10 tips for making the most out of the sales
So before you hit the shops, take a look at our top 10 tips to help you bag the best of the bargains.
1. Know what you want
Decide what you need first. Start with a walk through what you already have. If you're into homeware, have a scout through your cupboards and think about what you actually use. Consider where you would put that scented candle you're tempted to buy just because there's 70% off.
If you're shopping for clothes, go through your wardrobe to find any gaps, and think seriously about which items and colours would work with what you already have.
2. Do your research
Before the frenetic madness of the high street kicks off, have a browse online. Or if you have the time – and the willpower – take a stroll down the high street and try on everything that catches your eye.
This should give you a wish list of all the items you really want from the sales – the styles, colours and sizes – so when the doors open and madness descends, you know exactly what to make a beeline for, and you won't be in danger of making any terrible, last-minute decisions.
3. Go early
It's worth finding out when the sales in your favourite shop start, as you'll usually find the best bargains during the first couple of days. Your best bet is to ask the staff, or check out its website.
Some sales attract a real following. For example, many people start queuing for the Next sale in the small hours, while to guarantee your bargain of choice at the Harrods sale you may need to spend the night in a sleeping bag.
4. Stick to your budget
Setting a budget is simple – it's sticking to it that's the hard part.
It's easy to get carried away in the heat of the moment and compromise on the sort of money you're willing to pay, or to slip an extra item into your shopping basket.
If you're rigid about a budget – and even better, if you take cash and only spend what you have – there's no way you'll look back on your purchases in the cold light of day and wonder how on earth that frappucino machine made it into your bag.
It may seem wrong – after all, you're already getting a bargain – but there's still wiggle-room on sale prices. Admittedly, if you're first through the doors on day one you're unlikely to have much joy.

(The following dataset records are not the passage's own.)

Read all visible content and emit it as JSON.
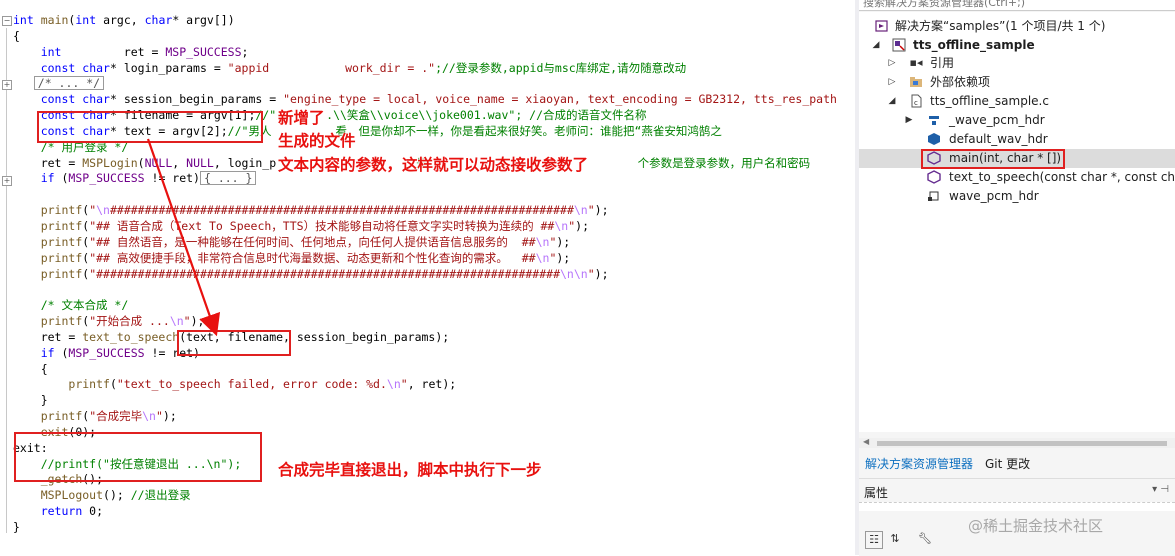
{
  "editor": {
    "lines": [
      [
        "int main(int argc, char* argv[])"
      ],
      [
        "{"
      ],
      [
        "    int         ret = MSP_SUCCESS;"
      ],
      [
        "    const char* login_params = \"appid  ",
        "work_dir = .\";//登录参数,appid与msc库绑定,请勿随意改动"
      ],
      [
        "/* ... */"
      ],
      [
        "    const char* session_begin_params = \"engine_type = local, voice_name = xiaoyan, text_encoding = GB2312, tts_res_path"
      ],
      [
        "    const char* filename = argv[1];//\"",
        ".\\\\笑盒\\\\voice\\\\joke001.wav\"; //合成的语音文件名称"
      ],
      [
        "    const char* text = argv[2];//\"男人",
        "看，但是你却不一样，你是看起来很好笑。老师问：谁能把“燕雀安知鸿鹄之"
      ],
      [
        "    /* 用户登录 */"
      ],
      [
        "    ret = MSPLogin(NULL, NULL, login_p",
        "是",
        "个参数是登录参数，用户名和密码"
      ],
      [
        "    if (MSP_SUCCESS != ret)",
        "{ ... }"
      ],
      [
        ""
      ],
      [
        "    printf(\"\\n###################################################################\\n\");"
      ],
      [
        "    printf(\"## 语音合成（Text To Speech，TTS）技术能够自动将任意文字实时转换为连续的 ##\\n\");"
      ],
      [
        "    printf(\"## 自然语音，是一种能够在任何时间、任何地点，向任何人提供语音信息服务的  ##\\n\");"
      ],
      [
        "    printf(\"## 高效便捷手段，非常符合信息时代海量数据、动态更新和个性化查询的需求。  ##\\n\");"
      ],
      [
        "    printf(\"###################################################################\\n\\n\");"
      ],
      [
        ""
      ],
      [
        "    /* 文本合成 */"
      ],
      [
        "    printf(\"开始合成 ...\\n\");"
      ],
      [
        "    ret = text_to_speech(text, filename, session_begin_params);"
      ],
      [
        "    if (MSP_SUCCESS != ret)"
      ],
      [
        "    {"
      ],
      [
        "        printf(\"text_to_speech failed, error code: %d.\\n\", ret);"
      ],
      [
        "    }"
      ],
      [
        "    printf(\"合成完毕\\n\");"
      ],
      [
        "    exit(0);"
      ],
      [
        "exit:"
      ],
      [
        "    //printf(\"按任意键退出 ...\\n\");"
      ],
      [
        "    _getch();"
      ],
      [
        "    MSPLogout(); //退出登录"
      ],
      [
        "    return 0;"
      ],
      [
        "}"
      ]
    ]
  },
  "annotations": {
    "added": "新增了",
    "generated_file": "生成的文件",
    "text_params": "文本内容的参数，这样就可以动态接收参数了",
    "exit_note": "合成完毕直接退出，脚本中执行下一步"
  },
  "solution_explorer": {
    "search_placeholder": "搜索解决方案资源管理器(Ctrl+;)",
    "items": [
      {
        "label": "解决方案“samples”(1 个项目/共 1 个)",
        "icon": "solution-icon"
      },
      {
        "label": "tts_offline_sample",
        "icon": "project-icon"
      },
      {
        "label": "引用",
        "icon": "references-icon"
      },
      {
        "label": "外部依赖项",
        "icon": "external-dependencies-icon"
      },
      {
        "label": "tts_offline_sample.c",
        "icon": "c-file-icon"
      },
      {
        "label": "_wave_pcm_hdr",
        "icon": "struct-icon"
      },
      {
        "label": "default_wav_hdr",
        "icon": "variable-icon"
      },
      {
        "label": "main(int, char * [])",
        "icon": "function-icon"
      },
      {
        "label": "text_to_speech(const char *, const char",
        "icon": "function-icon"
      },
      {
        "label": "wave_pcm_hdr",
        "icon": "typedef-icon"
      }
    ],
    "tabs": [
      "解决方案资源管理器",
      "Git 更改"
    ],
    "properties_title": "属性"
  },
  "watermark": "@稀土掘金技术社区",
  "colors": {
    "annotation_red": "#e8110f",
    "keyword_blue": "#0000ff",
    "string_red": "#a31515",
    "comment_green": "#008000",
    "active_tab_blue": "#0e70c0"
  }
}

But if you're there on the last day of the sale, or if you show up as they're packing up, you'll find most stores are prepared to strike a deal. If you ask and they say no, all you've lost is a bit of pride, but if you don't ask, you may lose out on a sizeable saving.
6. Think twice
If you spot something that defies all your planning and budgeting, consider whether it's really worth it before making your way to the tills - don't get sucked in by useless clutter. Many shops and services will overestimate that 'new year' buzz and actually charge more because consumers will assume it's a good deal.
7. Think outside the box
Try to buy things out of season. Thick winter coats will be going cheaply in the summer, and likewise you can pick up summer clothing very cheaply in January. While it might seem a bit strange, it will cost you much less.
Otherwise, if you buy for the current season, you'll tend to find the best reductions are on 'extreme' sizes. But if you're buying out of season, make sure that an item of clothing isn't something that will go out of fashion straightaway or a gadget won't have a new and better version out shortly.
8. Adjust your mindset
Buying gives us an endorphin rush; buying what we perceive as a bargain doubly so. Researchers say that it takes as little as 2.5 seconds to make a purchasing decision – hardly time enough to let those endorphins subside and rational thought kick in.
So once you've grabbed something off the shelves, take your time to cool down. Try it on, take a breather and think it over. Consider: when the memory of the bargain subsides, will you still enjoy it?
9. Try the online sales
It may be traditional to dash out at Christmas for the shop left-overs, but it's not your only option - retailers are increasingly offering online sales too.
You could even stretch the search a bit further. Up and down the country people will be quietly listing their disappointing gifts on eBay. And while it's nice to get last season's trousers for 70% off, it's even better to snap them up in an internet auction for 99p because the rest of the world was offline.
10. Check your consumer rights
Just because you're buying a discounted product in the sales, doesn't mean you trade-in your consumer rights. According to Citizens Advice, shops can often reduce the amount of time you have to return items bought in a sale, purely because you change your mind. But you’ll always be protected if you find something is faulty after you bought it. However, if the goods were reduced in price because of a fault the trader showed you before buying, you’re unlikely to be able to ask the trader to put things right. Check out the Citizens Advice website at citizensadvice.org.uk for more.
How to find the sales
Website thejanuarysales.com aims to bring together news of the biggest and best January sales, and has fairly comprehensive listings. It also keeps up with the sales during the rest of the year – despite its seasonal name.
If there's a particular item you're after, you can use a shopping comparison site. Most of the sites, such as Kelkoo have a sales comparison tool and will list the sale price of items.
If you have a specific chain of stores in mind, it's worth subscribing to its newsletter or checking its Twitter feed, as this will often offer advance notice of sales.
Also check out local and national newspapers for information on when the sales start.
A property chain is a line of buyers and sellers (the “links”) who are all simultaneously involved in linked property transactions. When one transaction falls through – for instance, someone can’t get a mortgage or simply withdraws their property from sale, the entire chain breaks and all the transactions are held up or even fail entirely.